# [EXERCISE REQUIREMENTS]
The listing below must be copied exactly and in full.

# [EXTRACTED ENTRIES]

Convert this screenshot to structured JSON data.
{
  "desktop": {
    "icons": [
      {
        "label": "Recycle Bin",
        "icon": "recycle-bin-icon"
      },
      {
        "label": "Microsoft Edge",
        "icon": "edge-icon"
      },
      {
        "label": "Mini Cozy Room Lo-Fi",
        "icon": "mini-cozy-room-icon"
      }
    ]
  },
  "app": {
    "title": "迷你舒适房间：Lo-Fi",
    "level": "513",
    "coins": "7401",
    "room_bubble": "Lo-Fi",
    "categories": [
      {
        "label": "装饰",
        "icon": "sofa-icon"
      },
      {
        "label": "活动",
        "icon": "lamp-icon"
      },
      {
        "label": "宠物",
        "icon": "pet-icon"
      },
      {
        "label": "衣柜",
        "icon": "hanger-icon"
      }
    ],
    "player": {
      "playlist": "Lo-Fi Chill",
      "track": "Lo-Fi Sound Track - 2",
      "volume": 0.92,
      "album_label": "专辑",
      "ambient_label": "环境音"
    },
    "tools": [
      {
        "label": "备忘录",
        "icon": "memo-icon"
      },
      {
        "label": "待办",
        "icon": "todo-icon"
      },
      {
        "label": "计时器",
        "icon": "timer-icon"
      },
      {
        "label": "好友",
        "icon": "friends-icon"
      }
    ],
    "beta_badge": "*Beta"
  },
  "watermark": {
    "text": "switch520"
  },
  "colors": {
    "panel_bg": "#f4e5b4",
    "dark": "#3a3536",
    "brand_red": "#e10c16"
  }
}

# [SOLUTION]
Convert this screenshot to structured JSON data.
{
  "desktop": {
    "icons": [
      {
        "label": "Recycle Bin",
        "icon": "recycle-bin-icon"
      },
      {
        "label": "Microsoft Edge",
        "icon": "edge-icon"
      },
      {
        "label": "Mini Cozy Room Lo-Fi",
        "icon": "mini-cozy-room-icon"
      }
    ]
  },
  "app": {
    "title": "迷你舒适房间：Lo-Fi",
    "level": "513",
    "coins": "7401",
    "room_bubble": "Lo-Fi",
    "categories": [
      {
        "label": "装饰",
        "icon": "sofa-icon"
      },
      {
        "label": "活动",
        "icon": "lamp-icon"
      },
      {
        "label": "宠物",
        "icon": "pet-icon"
      },
      {
        "label": "衣柜",
        "icon": "hanger-icon"
      }
    ],
    "player": {
      "playlist": "Lo-Fi Chill",
      "track": "Lo-Fi Sound Track - 2",
      "volume": 0.92,
      "album_label": "专辑",
      "ambient_label": "环境音"
    },
    "tools": [
      {
        "label": "备忘录",
        "icon": "memo-icon"
      },
      {
        "label": "待办",
        "icon": "todo-icon"
      },
      {
        "label": "计时器",
        "icon": "timer-icon"
      },
      {
        "label": "好友",
        "icon": "friends-icon"
      }
    ],
    "beta_badge": "*Beta"
  },
  "watermark": {
    "text": "switch520"
  },
  "colors": {
    "panel_bg": "#f4e5b4",
    "dark": "#3a3536",
    "brand_red": "#e10c16"
  }
}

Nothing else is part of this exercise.